Investigating the prodrome of type 1 diabetes in childhood as it presents to Primary Care to predict earlier diagnosis and reduce ketoacidosis at presentation, using pseudoanonymised linked Primary and Secondary Care data.
About 25% of children present in the life threatening condition of diabetic ketoacidosis when diagnosed with Type 1 diabetes. This rate has remained unchanged for 30 years. The symptoms of Type 1 diabetes can be attributed to other illnesses or key developmental periods in a child’s life. This study was commissioned to examine the 12 months period, in terms of contact with their GP, of children diagnosed with Type 1 diabetes in Wales over the last few years. This group of children would be matched with similar children, same gender, age and GP practice, to see if there is any difference in the number of visits, symptoms, diagnosis between the two.
This data will be made available by linking two data sets, the Brecon Group dataset (contains details of all children diagnosed with Type 1 diabetes) and the SAIL databank (contains details of GP visits).
The aim of the research is to get a better understanding of the pathway to diagnosis of type 1 diabetes (T1D) in childhood. By exploring the number and reason for children’s appointments with their GP, prior to being diagnosed with T1D, we may be able to develop ways to aid earlier diagnosis which ultimately will help to reduce the number of children who are seriously unwell with diabetic ketoacidosis (DKA) at diagnosis. DKA is a life threatening condition and the most common cause of hospitalisation and death in children with T1D. Sadly, children continue to die at presentation of T1D including in South Wales, two within last four years. DKA also causes significant illness with impacts on financial and medical resources. It has also been shown that children who do not present in DKA at diagnosis are less likely to have long term diabetes-related complications. Currently, the rate of DKA is unacceptably high in the UK.
Prompt diagnosis of type 1 diabetes in children
Current literature suggests that there is a missed window for diagnosis and that 25% of children are still becoming very unwell, in DKA, at onset of T1D. Studies have found that almost 30% of newly diagnosed children had at least one visit with a medical practitioner prior to diagnosis and almost half had a delayed referral to secondary care. Risk factors for presenting in DKA at onset include delayed diagnosis. This study will build on these findings by undertaking an evaluation of the number of appointments, symptoms and diagnostic tests prior to diagnosis of approximately 400 children with T1D. By modelling these data with a cohort of matched children without T1D, it will be possible to ascertain any significant differences between the two cohorts and potentially identify strategies for earlier diagnoses and prevention of DKA.
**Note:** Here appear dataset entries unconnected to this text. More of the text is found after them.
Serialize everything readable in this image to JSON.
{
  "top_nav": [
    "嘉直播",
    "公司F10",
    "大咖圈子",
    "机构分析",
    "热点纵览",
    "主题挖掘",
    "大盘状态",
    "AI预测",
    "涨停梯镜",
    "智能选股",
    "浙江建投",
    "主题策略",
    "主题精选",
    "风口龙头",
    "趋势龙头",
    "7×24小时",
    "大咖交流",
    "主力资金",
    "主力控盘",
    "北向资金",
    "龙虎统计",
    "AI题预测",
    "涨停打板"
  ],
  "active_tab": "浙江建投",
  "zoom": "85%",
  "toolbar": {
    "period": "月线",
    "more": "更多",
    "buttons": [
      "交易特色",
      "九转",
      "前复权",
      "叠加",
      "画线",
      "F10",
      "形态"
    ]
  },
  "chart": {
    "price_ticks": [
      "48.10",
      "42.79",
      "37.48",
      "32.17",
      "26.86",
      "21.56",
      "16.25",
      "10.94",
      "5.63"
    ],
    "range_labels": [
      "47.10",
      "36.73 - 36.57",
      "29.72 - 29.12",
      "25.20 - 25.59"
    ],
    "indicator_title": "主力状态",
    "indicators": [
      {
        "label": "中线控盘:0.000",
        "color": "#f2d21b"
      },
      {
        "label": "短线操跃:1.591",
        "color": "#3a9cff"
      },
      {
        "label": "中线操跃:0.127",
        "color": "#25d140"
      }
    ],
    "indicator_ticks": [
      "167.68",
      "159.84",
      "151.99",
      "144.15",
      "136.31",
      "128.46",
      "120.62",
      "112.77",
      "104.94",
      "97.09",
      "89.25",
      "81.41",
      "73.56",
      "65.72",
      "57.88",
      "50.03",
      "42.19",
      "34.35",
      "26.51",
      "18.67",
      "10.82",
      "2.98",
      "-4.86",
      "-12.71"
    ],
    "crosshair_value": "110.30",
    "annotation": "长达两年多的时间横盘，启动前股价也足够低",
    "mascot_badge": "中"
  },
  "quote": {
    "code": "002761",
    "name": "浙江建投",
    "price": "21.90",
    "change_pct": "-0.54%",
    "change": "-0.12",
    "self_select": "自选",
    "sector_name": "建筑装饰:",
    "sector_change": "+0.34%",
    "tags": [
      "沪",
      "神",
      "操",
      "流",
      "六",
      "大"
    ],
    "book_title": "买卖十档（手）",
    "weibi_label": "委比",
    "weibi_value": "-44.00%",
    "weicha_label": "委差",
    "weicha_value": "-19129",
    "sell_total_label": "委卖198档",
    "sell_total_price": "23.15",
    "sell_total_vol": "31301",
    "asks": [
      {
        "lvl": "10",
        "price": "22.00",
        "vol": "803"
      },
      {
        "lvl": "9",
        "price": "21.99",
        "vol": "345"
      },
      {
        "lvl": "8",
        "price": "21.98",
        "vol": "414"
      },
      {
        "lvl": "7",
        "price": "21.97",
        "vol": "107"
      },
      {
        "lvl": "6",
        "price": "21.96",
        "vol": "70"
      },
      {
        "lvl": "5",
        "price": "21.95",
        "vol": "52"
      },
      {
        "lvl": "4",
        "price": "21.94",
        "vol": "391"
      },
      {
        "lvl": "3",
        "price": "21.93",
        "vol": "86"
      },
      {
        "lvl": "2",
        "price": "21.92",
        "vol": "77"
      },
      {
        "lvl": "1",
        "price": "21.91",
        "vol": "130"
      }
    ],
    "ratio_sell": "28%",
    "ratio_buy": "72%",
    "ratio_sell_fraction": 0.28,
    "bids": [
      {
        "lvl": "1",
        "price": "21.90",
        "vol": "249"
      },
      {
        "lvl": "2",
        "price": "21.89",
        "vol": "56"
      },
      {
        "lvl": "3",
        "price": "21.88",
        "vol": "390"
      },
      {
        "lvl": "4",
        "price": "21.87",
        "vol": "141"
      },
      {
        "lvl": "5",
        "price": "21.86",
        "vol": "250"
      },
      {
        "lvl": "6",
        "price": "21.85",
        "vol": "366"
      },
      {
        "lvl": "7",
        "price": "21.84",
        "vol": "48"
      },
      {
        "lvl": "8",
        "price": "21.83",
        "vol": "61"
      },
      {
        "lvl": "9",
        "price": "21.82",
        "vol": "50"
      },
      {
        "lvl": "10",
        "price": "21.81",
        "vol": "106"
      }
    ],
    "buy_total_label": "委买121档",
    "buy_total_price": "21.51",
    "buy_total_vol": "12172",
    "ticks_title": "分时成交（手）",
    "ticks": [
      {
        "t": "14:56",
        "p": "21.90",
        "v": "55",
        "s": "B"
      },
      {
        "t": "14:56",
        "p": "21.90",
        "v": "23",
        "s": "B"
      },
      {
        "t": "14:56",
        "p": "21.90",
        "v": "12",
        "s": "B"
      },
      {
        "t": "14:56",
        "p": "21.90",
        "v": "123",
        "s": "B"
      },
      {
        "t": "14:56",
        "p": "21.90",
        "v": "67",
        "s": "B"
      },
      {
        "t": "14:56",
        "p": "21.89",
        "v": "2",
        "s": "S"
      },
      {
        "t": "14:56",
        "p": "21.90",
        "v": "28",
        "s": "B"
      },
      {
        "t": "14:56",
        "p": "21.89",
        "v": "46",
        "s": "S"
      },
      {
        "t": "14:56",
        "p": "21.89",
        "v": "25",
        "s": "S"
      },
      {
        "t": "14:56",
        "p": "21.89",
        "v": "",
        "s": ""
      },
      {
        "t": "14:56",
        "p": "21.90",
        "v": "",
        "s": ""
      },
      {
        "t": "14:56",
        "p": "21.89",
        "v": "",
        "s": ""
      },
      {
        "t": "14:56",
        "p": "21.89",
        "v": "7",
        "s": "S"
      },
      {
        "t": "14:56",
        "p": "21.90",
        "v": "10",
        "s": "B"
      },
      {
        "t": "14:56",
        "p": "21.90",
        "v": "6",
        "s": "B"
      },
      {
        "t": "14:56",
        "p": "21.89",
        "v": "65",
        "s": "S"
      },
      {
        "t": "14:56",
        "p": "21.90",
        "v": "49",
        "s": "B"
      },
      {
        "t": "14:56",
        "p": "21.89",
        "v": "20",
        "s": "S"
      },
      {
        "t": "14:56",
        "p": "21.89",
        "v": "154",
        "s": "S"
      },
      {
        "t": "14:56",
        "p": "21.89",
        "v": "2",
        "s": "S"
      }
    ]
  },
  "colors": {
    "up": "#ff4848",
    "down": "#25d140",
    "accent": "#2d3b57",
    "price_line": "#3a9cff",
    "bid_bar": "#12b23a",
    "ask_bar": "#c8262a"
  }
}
The specific problem we are ultimately trying to address is ensuring that children with Type 1 diabetes are diagnosed promptly. By looking at patterns of visits, symptoms, diagnosis, prescriptions and any tests conducted, we might be able to design a system that alerts GPs to a potential case in the future.
Children diagnosed with T1D between 1st January 2010 and 31st December 2012 will be identified from the Brecon Group register. These data will be linked with the SAIL Databank. The SAIL analyst will anonymise the data so that no child can be identified e.g. date of birth will be removed and replaced with age at diagnosis. The SAIL analyst will also provide data from a group of children without T1D, at the ratio of 3:1, matched by age, gender and GP practice. The SAIL analyst will extract details of all of the visits that these children made to their GP over the previous 12 months. Therefore, the data will consist of a series of codes for symptom details, diagnoses, medications, tests undertaken and other illnesses or conditions. An exploration of any differences in GP consultations between those children who were in DKA at diagnosis and those who were not will also be undertaken.
This is the first time that this approach has been taken from data sets collected routinely.
Type 1 diabetes is a fairly rare condition, approximately 180 children are diagnosed with it a year in Wales, so we need large datasets of information to see if there are any significant differences between the two groups.
Involving the public and patients
Although the public have not been involved in this data linkage study directly, members of the public sit on the SAIL panel to determine whether the study should go ahead.
|End date||31 Aug 2016|